* **DIRECTIONS**
Repeat exactly each line of the data provided below.

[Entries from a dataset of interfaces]
== == ==
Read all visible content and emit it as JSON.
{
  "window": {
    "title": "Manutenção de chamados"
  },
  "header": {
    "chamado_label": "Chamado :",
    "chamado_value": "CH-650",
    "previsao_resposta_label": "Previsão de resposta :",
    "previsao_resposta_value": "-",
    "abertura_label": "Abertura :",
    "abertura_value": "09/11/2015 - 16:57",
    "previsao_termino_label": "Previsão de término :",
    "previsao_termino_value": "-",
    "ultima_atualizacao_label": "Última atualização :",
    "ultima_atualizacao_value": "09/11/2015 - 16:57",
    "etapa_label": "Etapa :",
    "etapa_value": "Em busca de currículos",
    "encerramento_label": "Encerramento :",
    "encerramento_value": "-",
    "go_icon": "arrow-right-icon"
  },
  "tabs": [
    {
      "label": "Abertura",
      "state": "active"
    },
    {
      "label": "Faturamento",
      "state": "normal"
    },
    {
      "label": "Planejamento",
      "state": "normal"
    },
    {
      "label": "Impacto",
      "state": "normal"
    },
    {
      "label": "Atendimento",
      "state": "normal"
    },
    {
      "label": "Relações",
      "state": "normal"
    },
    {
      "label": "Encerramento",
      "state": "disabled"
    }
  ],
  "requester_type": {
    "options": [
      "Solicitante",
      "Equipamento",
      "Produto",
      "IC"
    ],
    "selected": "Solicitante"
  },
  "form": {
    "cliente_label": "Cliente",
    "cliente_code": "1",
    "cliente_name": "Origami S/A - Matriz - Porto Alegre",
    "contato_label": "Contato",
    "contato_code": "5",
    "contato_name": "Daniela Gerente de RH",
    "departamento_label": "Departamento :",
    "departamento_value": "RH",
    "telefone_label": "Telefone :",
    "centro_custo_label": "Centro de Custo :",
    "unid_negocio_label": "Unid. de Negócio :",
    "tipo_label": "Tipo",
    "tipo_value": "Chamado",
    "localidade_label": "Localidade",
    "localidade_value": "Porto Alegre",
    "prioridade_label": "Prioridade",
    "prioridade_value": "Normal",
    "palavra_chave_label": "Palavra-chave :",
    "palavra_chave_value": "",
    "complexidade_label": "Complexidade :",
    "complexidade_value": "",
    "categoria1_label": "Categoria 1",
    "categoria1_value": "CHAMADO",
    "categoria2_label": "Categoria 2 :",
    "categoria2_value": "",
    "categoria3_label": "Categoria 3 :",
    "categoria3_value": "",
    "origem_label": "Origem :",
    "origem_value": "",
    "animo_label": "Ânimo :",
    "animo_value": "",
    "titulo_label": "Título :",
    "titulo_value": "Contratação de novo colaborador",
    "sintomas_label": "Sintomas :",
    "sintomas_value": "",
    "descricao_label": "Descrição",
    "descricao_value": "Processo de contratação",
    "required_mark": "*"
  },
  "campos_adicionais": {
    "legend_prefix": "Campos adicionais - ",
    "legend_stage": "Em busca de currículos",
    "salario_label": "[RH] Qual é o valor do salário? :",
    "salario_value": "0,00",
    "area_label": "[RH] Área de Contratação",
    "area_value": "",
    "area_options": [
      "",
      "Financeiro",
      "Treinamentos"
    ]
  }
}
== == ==
* **WORKED SOLUTION**
Read all visible content and emit it as JSON.
{
  "window": {
    "title": "Manutenção de chamados"
  },
  "header": {
    "chamado_label": "Chamado :",
    "chamado_value": "CH-650",
    "previsao_resposta_label": "Previsão de resposta :",
    "previsao_resposta_value": "-",
    "abertura_label": "Abertura :",
    "abertura_value": "09/11/2015 - 16:57",
    "previsao_termino_label": "Previsão de término :",
    "previsao_termino_value": "-",
    "ultima_atualizacao_label": "Última atualização :",
    "ultima_atualizacao_value": "09/11/2015 - 16:57",
    "etapa_label": "Etapa :",
    "etapa_value": "Em busca de currículos",
    "encerramento_label": "Encerramento :",
    "encerramento_value": "-",
    "go_icon": "arrow-right-icon"
  },
  "tabs": [
    {
      "label": "Abertura",
      "state": "active"
    },
    {
      "label": "Faturamento",
      "state": "normal"
    },
    {
      "label": "Planejamento",
      "state": "normal"
    },
    {
      "label": "Impacto",
      "state": "normal"
    },
    {
      "label": "Atendimento",
      "state": "normal"
    },
    {
      "label": "Relações",
      "state": "normal"
    },
    {
      "label": "Encerramento",
      "state": "disabled"
    }
  ],
  "requester_type": {
    "options": [
      "Solicitante",
      "Equipamento",
      "Produto",
      "IC"
    ],
    "selected": "Solicitante"
  },
  "form": {
    "cliente_label": "Cliente",
    "cliente_code": "1",
    "cliente_name": "Origami S/A - Matriz - Porto Alegre",
    "contato_label": "Contato",
    "contato_code": "5",
    "contato_name": "Daniela Gerente de RH",
    "departamento_label": "Departamento :",
    "departamento_value": "RH",
    "telefone_label": "Telefone :",
    "centro_custo_label": "Centro de Custo :",
    "unid_negocio_label": "Unid. de Negócio :",
    "tipo_label": "Tipo",
    "tipo_value": "Chamado",
    "localidade_label": "Localidade",
    "localidade_value": "Porto Alegre",
    "prioridade_label": "Prioridade",
    "prioridade_value": "Normal",
    "palavra_chave_label": "Palavra-chave :",
    "palavra_chave_value": "",
    "complexidade_label": "Complexidade :",
    "complexidade_value": "",
    "categoria1_label": "Categoria 1",
    "categoria1_value": "CHAMADO",
    "categoria2_label": "Categoria 2 :",
    "categoria2_value": "",
    "categoria3_label": "Categoria 3 :",
    "categoria3_value": "",
    "origem_label": "Origem :",
    "origem_value": "",
    "animo_label": "Ânimo :",
    "animo_value": "",
    "titulo_label": "Título :",
    "titulo_value": "Contratação de novo colaborador",
    "sintomas_label": "Sintomas :",
    "sintomas_value": "",
    "descricao_label": "Descrição",
    "descricao_value": "Processo de contratação",
    "required_mark": "*"
  },
  "campos_adicionais": {
    "legend_prefix": "Campos adicionais - ",
    "legend_stage": "Em busca de currículos",
    "salario_label": "[RH] Qual é o valor do salário? :",
    "salario_value": "0,00",
    "area_label": "[RH] Área de Contratação",
    "area_value": "",
    "area_options": [
      "",
      "Financeiro",
      "Treinamentos"
    ]
  }
}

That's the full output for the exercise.